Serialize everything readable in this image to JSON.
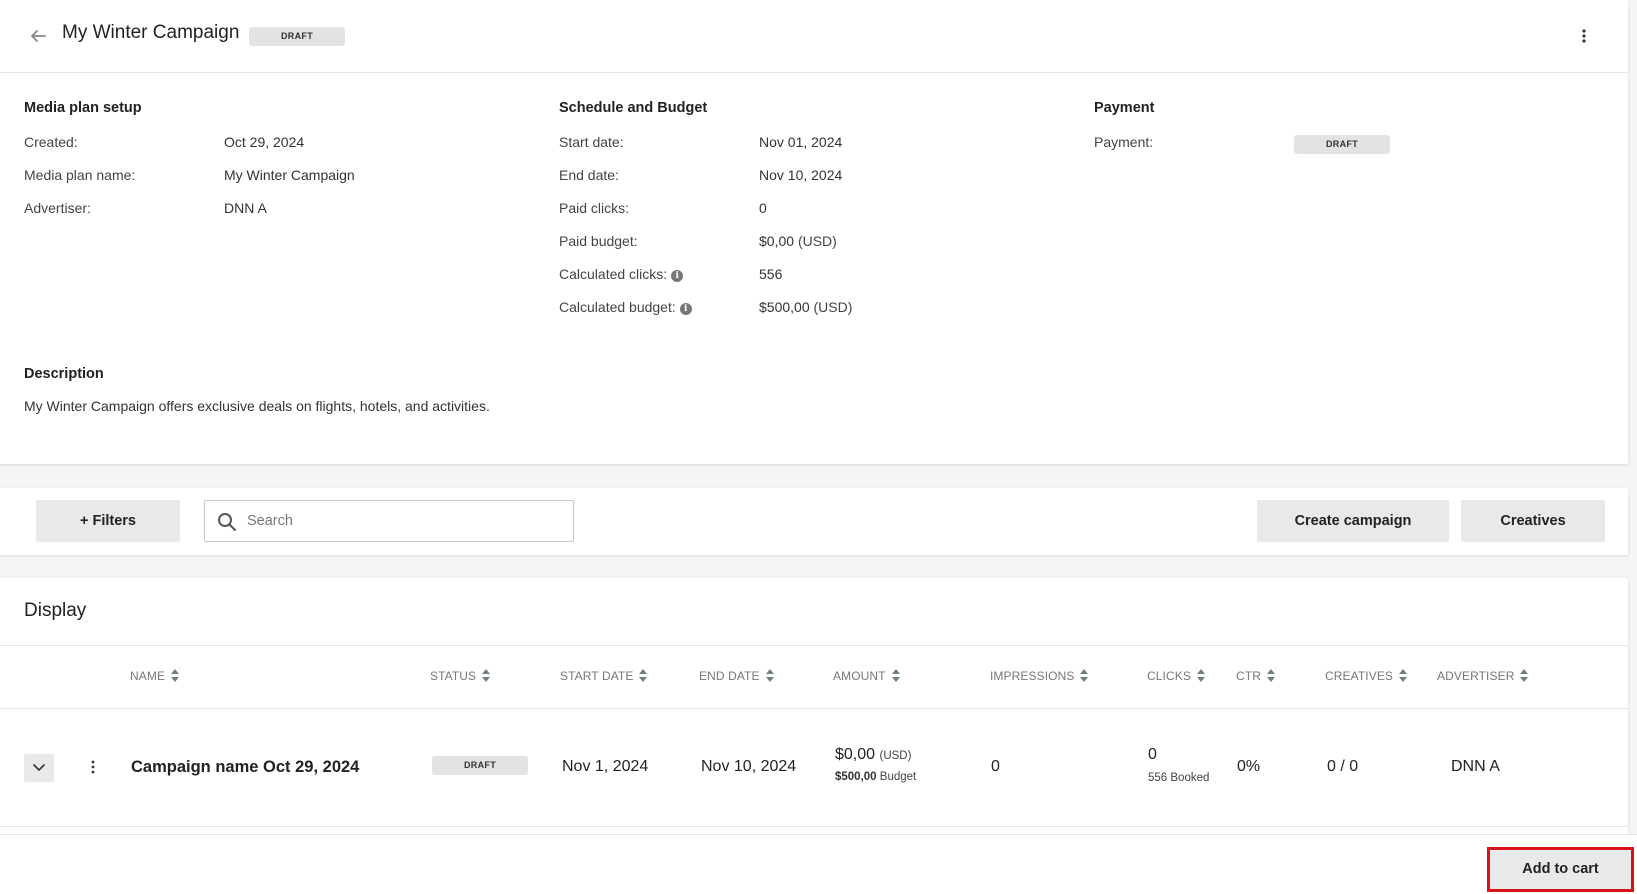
{
  "header": {
    "title": "My Winter Campaign",
    "status_badge": "DRAFT"
  },
  "media_plan_setup": {
    "title": "Media plan setup",
    "rows": [
      {
        "label": "Created:",
        "value": "Oct 29, 2024"
      },
      {
        "label": "Media plan name:",
        "value": "My Winter Campaign"
      },
      {
        "label": "Advertiser:",
        "value": "DNN A"
      }
    ]
  },
  "schedule_budget": {
    "title": "Schedule and Budget",
    "start_date_label": "Start date:",
    "start_date": "Nov 01, 2024",
    "end_date_label": "End date:",
    "end_date": "Nov 10, 2024",
    "paid_clicks_label": "Paid clicks:",
    "paid_clicks": "0",
    "paid_budget_label": "Paid budget:",
    "paid_budget": "$0,00",
    "paid_budget_unit": "(USD)",
    "calc_clicks_label": "Calculated clicks:",
    "calc_clicks": "556",
    "calc_budget_label": "Calculated budget:",
    "calc_budget": "$500,00",
    "calc_budget_unit": "(USD)"
  },
  "payment": {
    "title": "Payment",
    "label": "Payment:",
    "badge": "DRAFT"
  },
  "description": {
    "title": "Description",
    "text": "My Winter Campaign offers exclusive deals on flights, hotels, and activities."
  },
  "toolbar": {
    "filters_label": "+ Filters",
    "search_placeholder": "Search",
    "create_campaign_label": "Create campaign",
    "creatives_label": "Creatives"
  },
  "display": {
    "title": "Display",
    "columns": {
      "name": "NAME",
      "status": "STATUS",
      "start_date": "START DATE",
      "end_date": "END DATE",
      "amount": "AMOUNT",
      "impressions": "IMPRESSIONS",
      "clicks": "CLICKS",
      "ctr": "CTR",
      "creatives": "CREATIVES",
      "advertiser": "ADVERTISER"
    },
    "row": {
      "name": "Campaign name Oct 29, 2024",
      "status": "DRAFT",
      "start_date": "Nov 1, 2024",
      "end_date": "Nov 10, 2024",
      "amount": "$0,00",
      "amount_unit": "(USD)",
      "budget_value": "$500,00",
      "budget_label": "Budget",
      "impressions": "0",
      "clicks": "0",
      "booked": "556 Booked",
      "ctr": "0%",
      "creatives": "0 / 0",
      "advertiser": "DNN A"
    }
  },
  "footer": {
    "add_to_cart_label": "Add to cart"
  },
  "icons": {
    "back": "back-arrow-icon",
    "more": "kebab-icon",
    "info": "info-icon",
    "search": "search-icon",
    "sort": "sort-icon",
    "expand": "chevron-down-icon"
  },
  "colors": {
    "highlight": "#d8141b",
    "badge_bg": "#e2e3e4",
    "button_bg": "#e7e9ea"
  }
}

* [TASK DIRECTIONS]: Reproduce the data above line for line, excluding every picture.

* [RESPONSE AREA]:
Serialize everything readable in this image to JSON.
{
  "header": {
    "title": "My Winter Campaign",
    "status_badge": "DRAFT"
  },
  "media_plan_setup": {
    "title": "Media plan setup",
    "rows": [
      {
        "label": "Created:",
        "value": "Oct 29, 2024"
      },
      {
        "label": "Media plan name:",
        "value": "My Winter Campaign"
      },
      {
        "label": "Advertiser:",
        "value": "DNN A"
      }
    ]
  },
  "schedule_budget": {
    "title": "Schedule and Budget",
    "start_date_label": "Start date:",
    "start_date": "Nov 01, 2024",
    "end_date_label": "End date:",
    "end_date": "Nov 10, 2024",
    "paid_clicks_label": "Paid clicks:",
    "paid_clicks": "0",
    "paid_budget_label": "Paid budget:",
    "paid_budget": "$0,00",
    "paid_budget_unit": "(USD)",
    "calc_clicks_label": "Calculated clicks:",
    "calc_clicks": "556",
    "calc_budget_label": "Calculated budget:",
    "calc_budget": "$500,00",
    "calc_budget_unit": "(USD)"
  },
  "payment": {
    "title": "Payment",
    "label": "Payment:",
    "badge": "DRAFT"
  },
  "description": {
    "title": "Description",
    "text": "My Winter Campaign offers exclusive deals on flights, hotels, and activities."
  },
  "toolbar": {
    "filters_label": "+ Filters",
    "search_placeholder": "Search",
    "create_campaign_label": "Create campaign",
    "creatives_label": "Creatives"
  },
  "display": {
    "title": "Display",
    "columns": {
      "name": "NAME",
      "status": "STATUS",
      "start_date": "START DATE",
      "end_date": "END DATE",
      "amount": "AMOUNT",
      "impressions": "IMPRESSIONS",
      "clicks": "CLICKS",
      "ctr": "CTR",
      "creatives": "CREATIVES",
      "advertiser": "ADVERTISER"
    },
    "row": {
      "name": "Campaign name Oct 29, 2024",
      "status": "DRAFT",
      "start_date": "Nov 1, 2024",
      "end_date": "Nov 10, 2024",
      "amount": "$0,00",
      "amount_unit": "(USD)",
      "budget_value": "$500,00",
      "budget_label": "Budget",
      "impressions": "0",
      "clicks": "0",
      "booked": "556 Booked",
      "ctr": "0%",
      "creatives": "0 / 0",
      "advertiser": "DNN A"
    }
  },
  "footer": {
    "add_to_cart_label": "Add to cart"
  },
  "icons": {
    "back": "back-arrow-icon",
    "more": "kebab-icon",
    "info": "info-icon",
    "search": "search-icon",
    "sort": "sort-icon",
    "expand": "chevron-down-icon"
  },
  "colors": {
    "highlight": "#d8141b",
    "badge_bg": "#e2e3e4",
    "button_bg": "#e7e9ea"
  }
}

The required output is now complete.